MEN who regularly use a sauna have a significantly lower risk of cardiovascular (CV) and all-cause mortality than those who attend less frequently.
The research team, led by Dr Jari A. Laukanen, University of Eastern Finland, Kuopio, Finland, studied the association between long-term sauna use, including the duration and frequency of use, and the risk of sudden cardiac death (CD), fatal coronary heart disease (CHD), fatal cardiovascular disease (CVD), and all-cause mortality among 2,315 men aged 42-60 from Eastern Finland over an average follow-up period of almost 21 years.
Men who engaged in the most sauna bathing sessions each week (4-7) were 63% less likely to experience sudden CD, 48% less likely to experience fatal CHD, 50% less likely to experience CVD death, and 40% less likely to die from all causes, compared with those who had just one sauna session a week. Additionally, the researchers found that the length of the sauna session also influenced results. Indeed, those who spent more than 19 minutes in a sauna were 52% less likely to experience sudden CD than those who spent fewer than 11 minutes in each session.

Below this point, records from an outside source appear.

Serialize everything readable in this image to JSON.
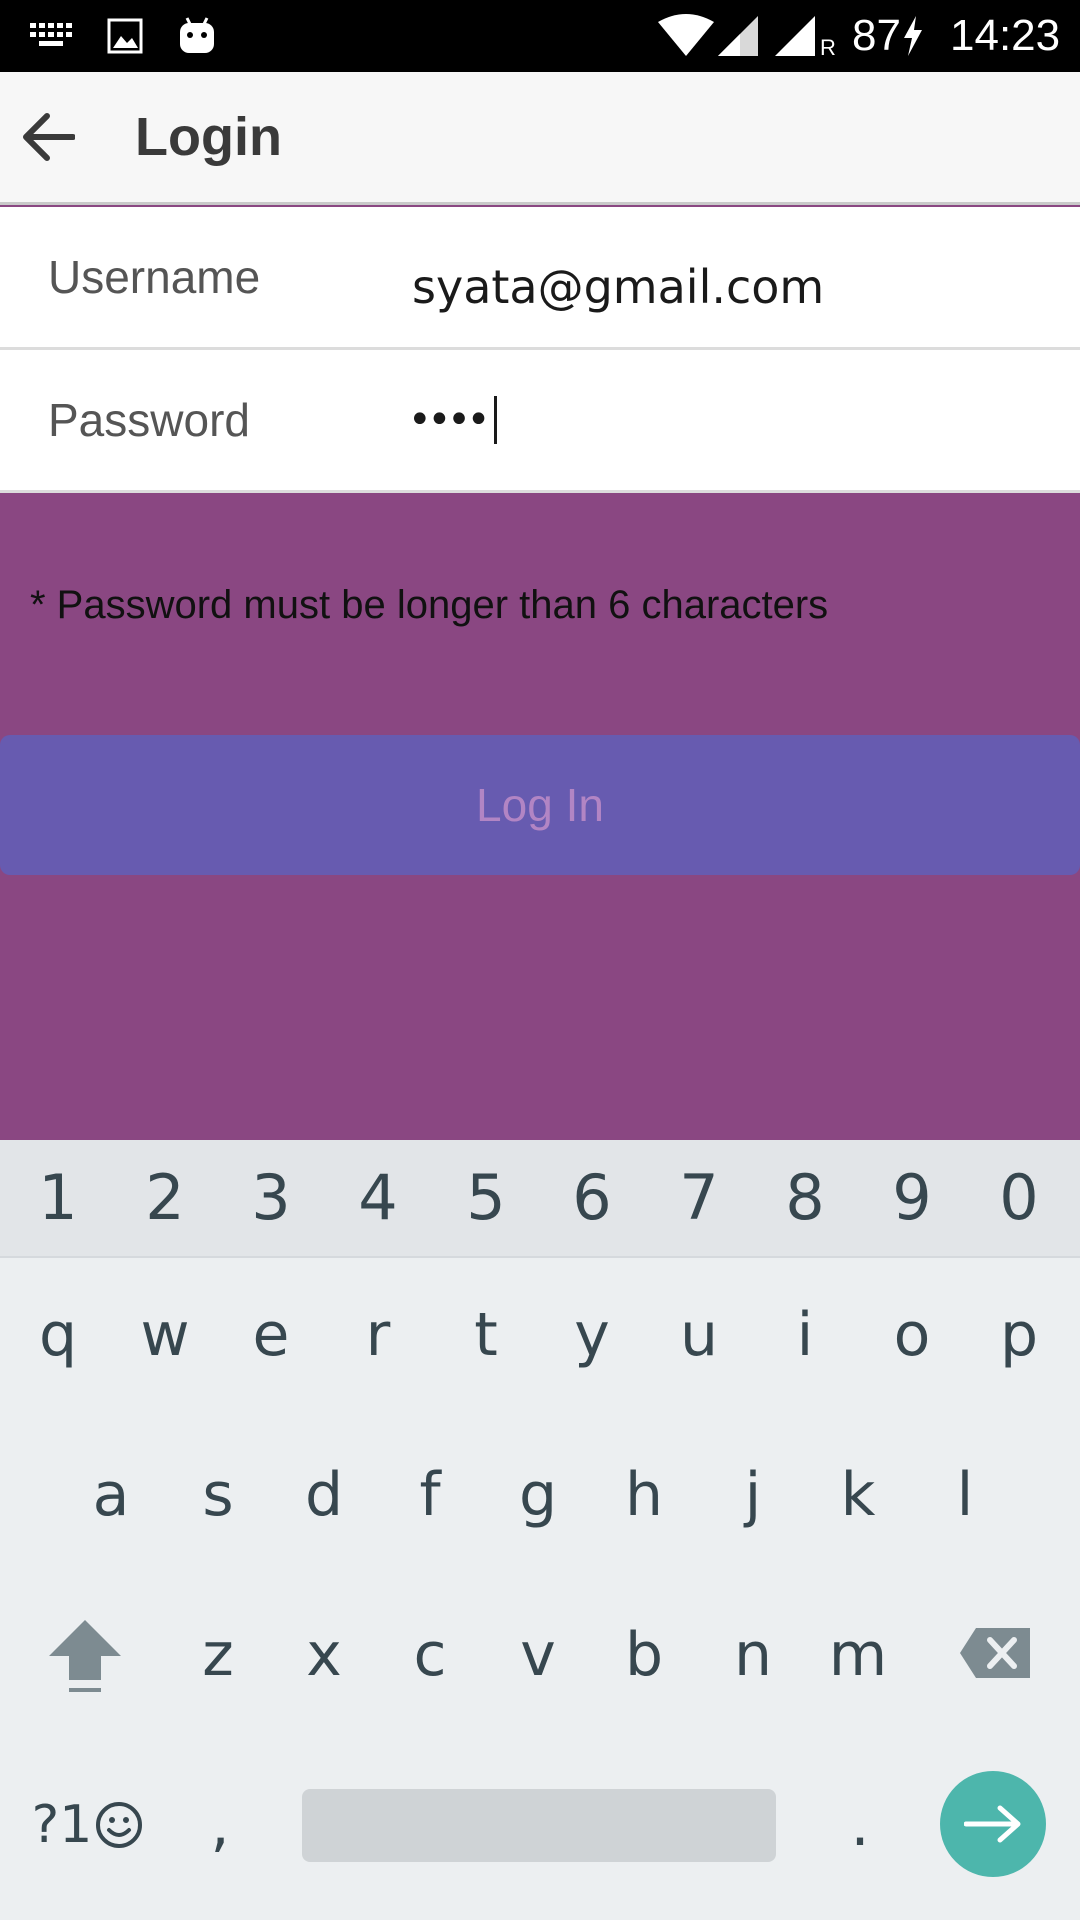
{
  "status_bar": {
    "battery": "87",
    "time": "14:23",
    "icons": [
      "keyboard-icon",
      "image-icon",
      "android-icon",
      "wifi-icon",
      "signal-icon",
      "signal-roaming-icon",
      "charging-icon"
    ],
    "roaming_label": "R"
  },
  "app_bar": {
    "title": "Login",
    "back_icon": "arrow-back-icon"
  },
  "form": {
    "username": {
      "label": "Username",
      "value": "syata@gmail.com"
    },
    "password": {
      "label": "Password",
      "masked_value": "••••"
    },
    "error": "* Password must be longer than 6 characters",
    "login_button": "Log In"
  },
  "colors": {
    "background": "#8a4782",
    "button": "#675bb0",
    "button_text": "#b285c4",
    "enter_key": "#4db6ac"
  },
  "keyboard": {
    "numbers": [
      "1",
      "2",
      "3",
      "4",
      "5",
      "6",
      "7",
      "8",
      "9",
      "0"
    ],
    "row1": [
      "q",
      "w",
      "e",
      "r",
      "t",
      "y",
      "u",
      "i",
      "o",
      "p"
    ],
    "row2": [
      "a",
      "s",
      "d",
      "f",
      "g",
      "h",
      "j",
      "k",
      "l"
    ],
    "row3": [
      "z",
      "x",
      "c",
      "v",
      "b",
      "n",
      "m"
    ],
    "symbols_key": "?1",
    "comma": ",",
    "period": "."
  }
}
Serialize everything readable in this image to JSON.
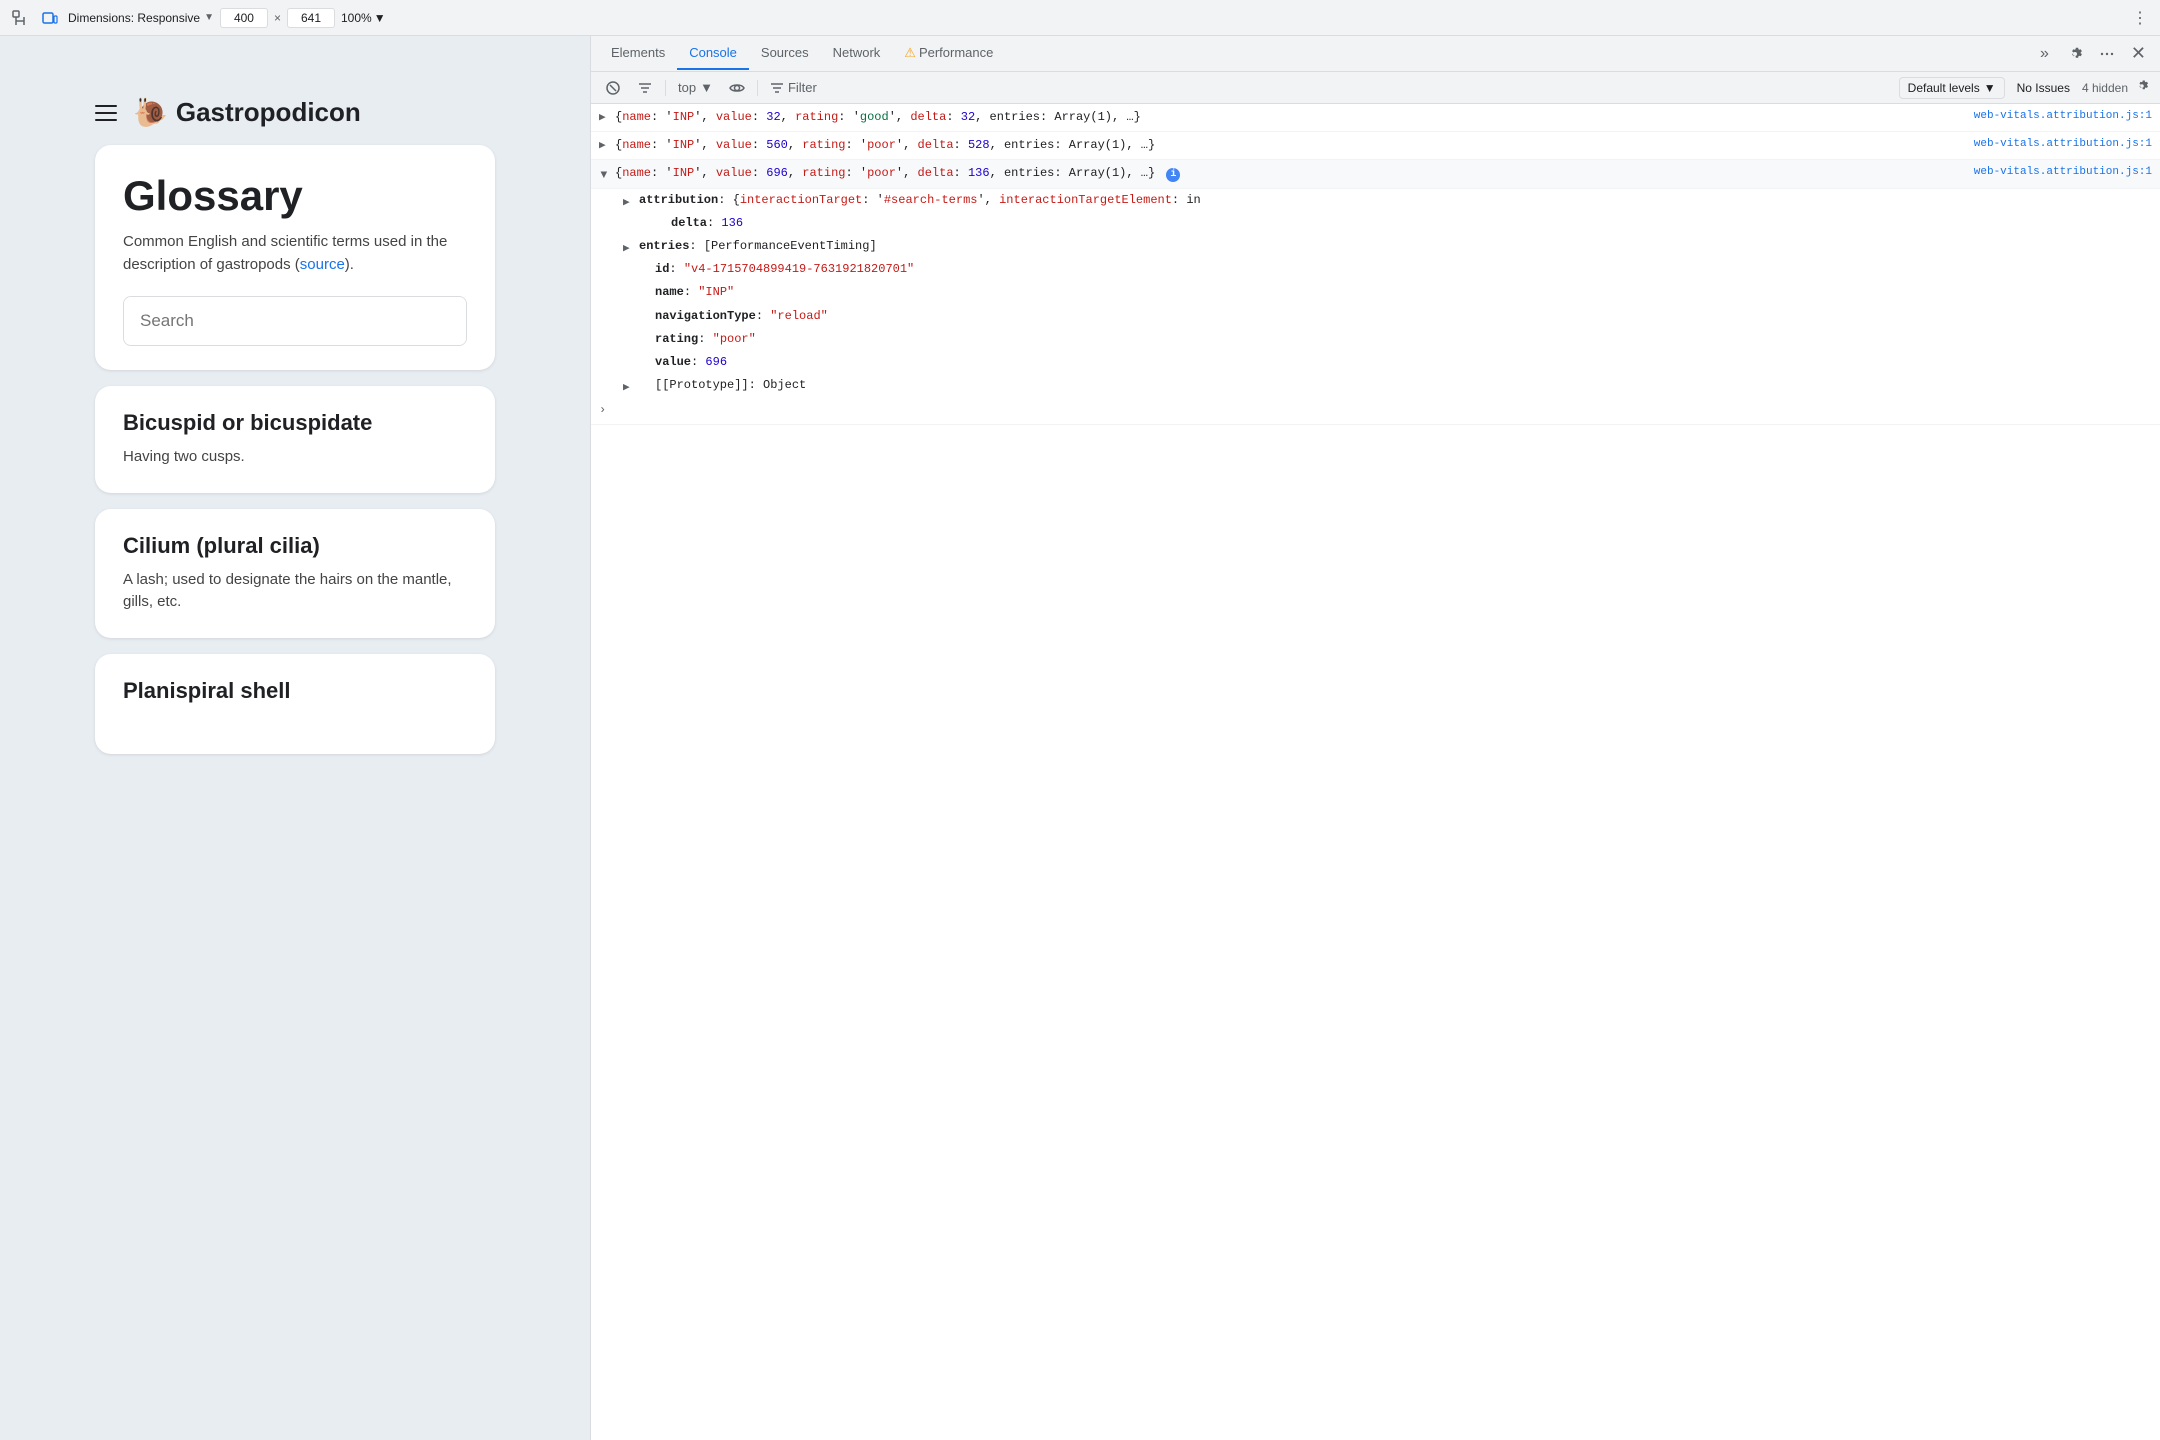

“This study provides prospective evidence that sauna bathing is a protective factor against the risk of sudden CD, fatal CHD, fatal CVD, and all-cause mortality events in the general male population. Our results suggest that sauna bathing is a recommendable health habit, although further studies are needed to confirm our results in different population settings,” wrote the team.
The results appear to have confirmed previous research that indicates that the high heat of saunas, usually around 80-100 oC, is linked to improved blood circulation, reduced blood pressure, and better heart function. With the significant benefits of sauna use by men now clear, further research is likely to be undertaken to see if such results can be replicated in women, as well as in populations who are not accustomed to sauna use. One thing is for sure – more men are going to be heading to the sauna from now on.